Work instructions: From the entries below, gather each line containing the word "Spacing".

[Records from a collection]
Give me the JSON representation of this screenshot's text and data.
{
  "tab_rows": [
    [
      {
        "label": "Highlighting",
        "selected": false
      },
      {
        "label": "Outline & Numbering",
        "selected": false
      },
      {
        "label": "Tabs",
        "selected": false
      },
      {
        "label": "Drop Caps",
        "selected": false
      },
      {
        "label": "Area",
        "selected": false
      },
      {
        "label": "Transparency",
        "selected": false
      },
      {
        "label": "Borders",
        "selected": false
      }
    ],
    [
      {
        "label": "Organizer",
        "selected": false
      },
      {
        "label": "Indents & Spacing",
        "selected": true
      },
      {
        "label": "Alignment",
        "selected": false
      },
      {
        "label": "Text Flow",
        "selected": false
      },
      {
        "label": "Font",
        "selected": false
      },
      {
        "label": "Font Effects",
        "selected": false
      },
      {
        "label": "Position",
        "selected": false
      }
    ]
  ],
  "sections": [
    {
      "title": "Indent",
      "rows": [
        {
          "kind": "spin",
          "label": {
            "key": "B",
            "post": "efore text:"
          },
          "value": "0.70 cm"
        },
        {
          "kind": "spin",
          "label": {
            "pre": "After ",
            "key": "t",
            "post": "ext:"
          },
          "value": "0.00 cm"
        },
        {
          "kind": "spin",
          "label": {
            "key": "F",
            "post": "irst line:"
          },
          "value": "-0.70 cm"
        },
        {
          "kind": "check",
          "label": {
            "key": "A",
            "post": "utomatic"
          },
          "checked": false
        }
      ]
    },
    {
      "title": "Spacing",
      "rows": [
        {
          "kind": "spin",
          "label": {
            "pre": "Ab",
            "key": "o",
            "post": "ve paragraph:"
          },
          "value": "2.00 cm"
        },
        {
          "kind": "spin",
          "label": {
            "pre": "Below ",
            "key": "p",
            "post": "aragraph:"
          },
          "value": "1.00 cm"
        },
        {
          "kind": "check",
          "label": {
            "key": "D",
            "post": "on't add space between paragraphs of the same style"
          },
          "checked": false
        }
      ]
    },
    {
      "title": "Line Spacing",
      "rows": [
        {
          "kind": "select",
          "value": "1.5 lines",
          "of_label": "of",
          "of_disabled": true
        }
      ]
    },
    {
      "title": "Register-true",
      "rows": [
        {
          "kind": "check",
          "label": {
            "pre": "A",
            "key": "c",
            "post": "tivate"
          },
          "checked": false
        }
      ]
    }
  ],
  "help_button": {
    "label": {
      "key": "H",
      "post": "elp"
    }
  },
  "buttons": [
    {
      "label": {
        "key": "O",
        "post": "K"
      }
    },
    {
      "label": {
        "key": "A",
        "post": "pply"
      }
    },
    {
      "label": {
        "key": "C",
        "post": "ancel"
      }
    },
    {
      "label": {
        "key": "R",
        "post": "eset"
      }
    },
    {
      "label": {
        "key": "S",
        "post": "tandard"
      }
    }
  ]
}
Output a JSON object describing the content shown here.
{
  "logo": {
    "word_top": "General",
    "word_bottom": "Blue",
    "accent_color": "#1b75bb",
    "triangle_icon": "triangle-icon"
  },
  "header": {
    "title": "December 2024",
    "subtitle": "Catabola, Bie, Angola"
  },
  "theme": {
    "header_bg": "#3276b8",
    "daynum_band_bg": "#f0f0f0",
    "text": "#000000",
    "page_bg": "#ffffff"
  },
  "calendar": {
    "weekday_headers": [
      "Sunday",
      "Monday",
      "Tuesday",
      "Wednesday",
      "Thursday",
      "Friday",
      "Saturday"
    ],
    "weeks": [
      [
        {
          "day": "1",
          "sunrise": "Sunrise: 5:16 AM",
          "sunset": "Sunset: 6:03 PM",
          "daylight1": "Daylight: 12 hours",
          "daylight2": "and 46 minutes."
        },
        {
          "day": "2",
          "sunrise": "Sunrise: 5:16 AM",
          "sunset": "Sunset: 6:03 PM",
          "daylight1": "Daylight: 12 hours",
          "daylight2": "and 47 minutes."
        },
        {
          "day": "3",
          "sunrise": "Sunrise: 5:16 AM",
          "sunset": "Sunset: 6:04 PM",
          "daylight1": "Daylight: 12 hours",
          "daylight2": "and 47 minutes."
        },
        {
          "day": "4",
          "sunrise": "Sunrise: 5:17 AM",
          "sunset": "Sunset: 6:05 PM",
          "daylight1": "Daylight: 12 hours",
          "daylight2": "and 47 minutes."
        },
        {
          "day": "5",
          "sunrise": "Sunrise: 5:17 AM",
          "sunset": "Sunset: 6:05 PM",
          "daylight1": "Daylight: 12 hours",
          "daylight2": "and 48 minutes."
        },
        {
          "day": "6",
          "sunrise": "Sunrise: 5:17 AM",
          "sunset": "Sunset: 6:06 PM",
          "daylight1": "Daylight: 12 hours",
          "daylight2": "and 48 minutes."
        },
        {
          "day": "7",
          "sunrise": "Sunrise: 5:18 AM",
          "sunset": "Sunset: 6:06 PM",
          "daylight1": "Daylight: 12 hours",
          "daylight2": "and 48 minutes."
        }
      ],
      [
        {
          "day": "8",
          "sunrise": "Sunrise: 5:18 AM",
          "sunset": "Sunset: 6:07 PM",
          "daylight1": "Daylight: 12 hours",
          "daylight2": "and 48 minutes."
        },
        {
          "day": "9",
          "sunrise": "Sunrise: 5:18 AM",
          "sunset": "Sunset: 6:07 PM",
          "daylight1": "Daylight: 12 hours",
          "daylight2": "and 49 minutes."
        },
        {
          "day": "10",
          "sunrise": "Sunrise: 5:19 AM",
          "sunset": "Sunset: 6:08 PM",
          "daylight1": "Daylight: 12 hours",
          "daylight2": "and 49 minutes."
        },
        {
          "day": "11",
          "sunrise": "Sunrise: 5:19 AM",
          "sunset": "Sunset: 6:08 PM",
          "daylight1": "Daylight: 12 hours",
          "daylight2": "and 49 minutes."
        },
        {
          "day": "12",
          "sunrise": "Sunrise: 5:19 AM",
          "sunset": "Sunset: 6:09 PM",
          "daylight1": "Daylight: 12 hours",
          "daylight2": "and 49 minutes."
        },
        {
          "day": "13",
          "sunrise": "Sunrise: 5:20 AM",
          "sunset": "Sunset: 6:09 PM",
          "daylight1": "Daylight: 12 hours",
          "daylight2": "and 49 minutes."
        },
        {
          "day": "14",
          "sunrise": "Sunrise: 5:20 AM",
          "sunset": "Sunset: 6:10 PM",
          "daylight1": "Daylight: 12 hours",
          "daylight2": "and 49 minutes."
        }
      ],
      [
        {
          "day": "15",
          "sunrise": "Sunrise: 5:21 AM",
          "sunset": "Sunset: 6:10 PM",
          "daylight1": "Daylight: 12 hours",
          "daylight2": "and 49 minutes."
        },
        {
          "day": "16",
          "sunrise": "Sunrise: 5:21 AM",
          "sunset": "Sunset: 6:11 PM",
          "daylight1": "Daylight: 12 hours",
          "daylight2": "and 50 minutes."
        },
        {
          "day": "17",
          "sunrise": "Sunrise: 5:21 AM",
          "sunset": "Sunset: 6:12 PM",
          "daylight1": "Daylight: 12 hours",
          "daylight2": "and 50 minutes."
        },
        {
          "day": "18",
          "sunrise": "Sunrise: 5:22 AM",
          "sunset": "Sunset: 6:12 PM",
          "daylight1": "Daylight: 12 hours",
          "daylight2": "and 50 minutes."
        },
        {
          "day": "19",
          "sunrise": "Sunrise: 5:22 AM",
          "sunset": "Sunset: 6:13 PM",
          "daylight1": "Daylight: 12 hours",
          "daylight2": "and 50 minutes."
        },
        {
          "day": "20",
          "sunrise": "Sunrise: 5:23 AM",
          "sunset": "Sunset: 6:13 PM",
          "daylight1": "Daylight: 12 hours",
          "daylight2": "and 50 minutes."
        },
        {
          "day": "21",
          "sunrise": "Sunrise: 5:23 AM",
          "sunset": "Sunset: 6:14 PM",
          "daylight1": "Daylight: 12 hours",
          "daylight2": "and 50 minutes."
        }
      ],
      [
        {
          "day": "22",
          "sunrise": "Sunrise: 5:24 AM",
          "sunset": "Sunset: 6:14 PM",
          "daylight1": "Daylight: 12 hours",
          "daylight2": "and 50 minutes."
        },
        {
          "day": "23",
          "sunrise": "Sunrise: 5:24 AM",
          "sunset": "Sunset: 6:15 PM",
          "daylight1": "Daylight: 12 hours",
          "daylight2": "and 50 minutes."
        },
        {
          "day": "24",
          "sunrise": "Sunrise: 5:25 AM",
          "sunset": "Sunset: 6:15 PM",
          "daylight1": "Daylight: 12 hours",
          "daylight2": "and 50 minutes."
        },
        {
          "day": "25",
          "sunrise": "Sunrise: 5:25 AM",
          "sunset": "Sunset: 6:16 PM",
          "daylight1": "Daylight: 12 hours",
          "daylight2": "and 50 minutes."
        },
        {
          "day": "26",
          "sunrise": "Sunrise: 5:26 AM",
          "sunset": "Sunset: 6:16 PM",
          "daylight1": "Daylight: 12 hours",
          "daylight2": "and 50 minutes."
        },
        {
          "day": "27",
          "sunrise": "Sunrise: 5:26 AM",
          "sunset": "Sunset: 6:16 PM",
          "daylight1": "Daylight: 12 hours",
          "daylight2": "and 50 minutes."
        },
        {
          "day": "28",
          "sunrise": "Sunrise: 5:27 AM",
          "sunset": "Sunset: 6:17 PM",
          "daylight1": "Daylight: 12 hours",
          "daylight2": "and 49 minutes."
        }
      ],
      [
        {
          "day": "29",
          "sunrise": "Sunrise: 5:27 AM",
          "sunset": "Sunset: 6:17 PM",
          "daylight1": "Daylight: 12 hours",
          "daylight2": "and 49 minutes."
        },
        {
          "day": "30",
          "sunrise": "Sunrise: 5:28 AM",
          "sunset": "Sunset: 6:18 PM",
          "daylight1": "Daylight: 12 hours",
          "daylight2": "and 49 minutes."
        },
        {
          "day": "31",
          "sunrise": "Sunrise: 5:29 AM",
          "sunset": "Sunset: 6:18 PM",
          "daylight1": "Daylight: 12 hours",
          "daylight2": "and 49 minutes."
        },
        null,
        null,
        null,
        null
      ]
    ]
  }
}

Answer to the exercise:
        "label": "Indents & Spacing",
      "title": "Spacing",
      "title": "Line Spacing",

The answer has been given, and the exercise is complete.